Source data START

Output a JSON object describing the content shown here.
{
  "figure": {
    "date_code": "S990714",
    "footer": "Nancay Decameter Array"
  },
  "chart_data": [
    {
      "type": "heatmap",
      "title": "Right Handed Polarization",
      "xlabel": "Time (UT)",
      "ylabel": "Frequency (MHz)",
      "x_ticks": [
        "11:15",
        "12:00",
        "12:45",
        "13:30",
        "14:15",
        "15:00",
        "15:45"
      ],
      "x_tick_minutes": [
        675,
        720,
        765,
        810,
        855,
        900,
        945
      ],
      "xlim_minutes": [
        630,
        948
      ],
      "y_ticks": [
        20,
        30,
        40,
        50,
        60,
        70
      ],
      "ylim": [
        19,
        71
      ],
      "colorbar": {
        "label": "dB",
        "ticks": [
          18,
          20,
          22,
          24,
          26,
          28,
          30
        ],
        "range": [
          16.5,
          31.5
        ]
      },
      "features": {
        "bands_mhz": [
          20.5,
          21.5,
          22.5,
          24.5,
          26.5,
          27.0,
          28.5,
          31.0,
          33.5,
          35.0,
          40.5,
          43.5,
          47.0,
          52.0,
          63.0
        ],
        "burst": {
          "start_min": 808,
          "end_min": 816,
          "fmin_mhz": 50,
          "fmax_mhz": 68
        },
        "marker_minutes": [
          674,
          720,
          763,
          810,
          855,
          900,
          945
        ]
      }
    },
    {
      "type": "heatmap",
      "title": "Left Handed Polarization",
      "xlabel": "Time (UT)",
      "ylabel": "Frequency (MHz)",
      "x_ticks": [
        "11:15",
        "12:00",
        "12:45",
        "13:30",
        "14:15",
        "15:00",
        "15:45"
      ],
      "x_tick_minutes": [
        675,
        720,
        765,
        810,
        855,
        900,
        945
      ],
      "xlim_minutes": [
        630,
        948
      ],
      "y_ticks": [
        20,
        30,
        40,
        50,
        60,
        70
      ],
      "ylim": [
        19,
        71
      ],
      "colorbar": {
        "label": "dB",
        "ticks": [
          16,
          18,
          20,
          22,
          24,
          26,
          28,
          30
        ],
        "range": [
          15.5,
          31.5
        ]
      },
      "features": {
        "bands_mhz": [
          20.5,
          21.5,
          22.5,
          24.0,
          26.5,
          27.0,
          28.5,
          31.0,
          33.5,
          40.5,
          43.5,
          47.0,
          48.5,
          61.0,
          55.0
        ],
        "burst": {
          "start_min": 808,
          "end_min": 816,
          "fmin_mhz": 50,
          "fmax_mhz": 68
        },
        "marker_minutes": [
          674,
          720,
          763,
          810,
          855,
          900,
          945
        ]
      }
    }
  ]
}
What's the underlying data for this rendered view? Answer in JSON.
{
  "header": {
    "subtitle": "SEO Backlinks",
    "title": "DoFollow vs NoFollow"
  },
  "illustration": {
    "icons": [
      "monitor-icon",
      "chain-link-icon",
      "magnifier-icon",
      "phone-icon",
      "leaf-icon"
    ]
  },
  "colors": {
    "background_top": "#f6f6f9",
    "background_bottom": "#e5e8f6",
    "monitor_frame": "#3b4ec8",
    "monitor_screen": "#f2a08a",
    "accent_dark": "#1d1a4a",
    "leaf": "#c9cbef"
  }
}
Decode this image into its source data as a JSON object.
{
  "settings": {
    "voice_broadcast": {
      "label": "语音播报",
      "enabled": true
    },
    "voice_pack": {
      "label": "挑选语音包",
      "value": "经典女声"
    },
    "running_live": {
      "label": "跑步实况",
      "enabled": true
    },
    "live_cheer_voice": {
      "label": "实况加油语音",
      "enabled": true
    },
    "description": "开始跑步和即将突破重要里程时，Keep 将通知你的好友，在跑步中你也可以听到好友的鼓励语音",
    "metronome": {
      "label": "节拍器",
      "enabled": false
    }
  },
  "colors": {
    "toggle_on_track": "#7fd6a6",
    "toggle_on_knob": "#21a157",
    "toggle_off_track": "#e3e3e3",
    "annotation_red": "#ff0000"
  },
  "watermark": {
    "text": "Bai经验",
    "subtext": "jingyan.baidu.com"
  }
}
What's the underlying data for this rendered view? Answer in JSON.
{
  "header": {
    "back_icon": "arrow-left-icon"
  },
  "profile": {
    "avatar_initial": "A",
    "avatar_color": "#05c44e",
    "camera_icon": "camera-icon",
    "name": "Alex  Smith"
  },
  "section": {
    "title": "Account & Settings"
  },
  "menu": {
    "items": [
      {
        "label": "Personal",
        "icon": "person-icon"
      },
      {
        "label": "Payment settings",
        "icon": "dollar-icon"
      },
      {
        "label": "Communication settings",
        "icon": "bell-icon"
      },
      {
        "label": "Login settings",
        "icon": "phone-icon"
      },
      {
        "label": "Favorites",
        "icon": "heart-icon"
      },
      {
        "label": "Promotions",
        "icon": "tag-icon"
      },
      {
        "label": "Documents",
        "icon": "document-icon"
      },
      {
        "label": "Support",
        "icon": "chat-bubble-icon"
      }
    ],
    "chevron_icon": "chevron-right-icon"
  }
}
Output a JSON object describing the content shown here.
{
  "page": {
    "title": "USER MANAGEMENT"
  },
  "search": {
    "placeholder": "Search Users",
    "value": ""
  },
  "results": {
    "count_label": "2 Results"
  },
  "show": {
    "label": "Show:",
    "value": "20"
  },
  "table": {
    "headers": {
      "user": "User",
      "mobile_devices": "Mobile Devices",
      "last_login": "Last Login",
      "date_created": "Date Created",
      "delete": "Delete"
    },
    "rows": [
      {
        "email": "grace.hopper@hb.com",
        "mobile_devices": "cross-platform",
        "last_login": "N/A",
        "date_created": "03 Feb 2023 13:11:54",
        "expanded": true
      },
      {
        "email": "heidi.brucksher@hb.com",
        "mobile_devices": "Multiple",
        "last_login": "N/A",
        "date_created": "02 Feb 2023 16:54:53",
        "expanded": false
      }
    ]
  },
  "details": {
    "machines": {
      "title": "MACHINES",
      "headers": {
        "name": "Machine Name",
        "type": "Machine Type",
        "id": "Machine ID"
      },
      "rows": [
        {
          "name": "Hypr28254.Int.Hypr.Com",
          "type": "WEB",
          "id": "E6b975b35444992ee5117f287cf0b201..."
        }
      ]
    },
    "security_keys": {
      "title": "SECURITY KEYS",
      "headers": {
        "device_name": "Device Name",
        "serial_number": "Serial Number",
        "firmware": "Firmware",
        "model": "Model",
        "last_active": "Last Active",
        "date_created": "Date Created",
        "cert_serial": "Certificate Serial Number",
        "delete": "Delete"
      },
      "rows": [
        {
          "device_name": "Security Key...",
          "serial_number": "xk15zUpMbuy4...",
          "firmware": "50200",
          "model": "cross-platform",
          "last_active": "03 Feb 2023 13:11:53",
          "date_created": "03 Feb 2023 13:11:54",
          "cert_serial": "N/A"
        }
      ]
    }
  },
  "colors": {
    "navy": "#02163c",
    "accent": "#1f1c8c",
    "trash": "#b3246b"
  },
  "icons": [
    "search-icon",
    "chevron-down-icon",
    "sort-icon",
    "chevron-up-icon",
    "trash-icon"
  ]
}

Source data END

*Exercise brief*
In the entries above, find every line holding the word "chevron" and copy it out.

*Result of this task*
    "chevron_icon": "chevron-right-icon"
    "chevron-down-icon",
    "chevron-up-icon",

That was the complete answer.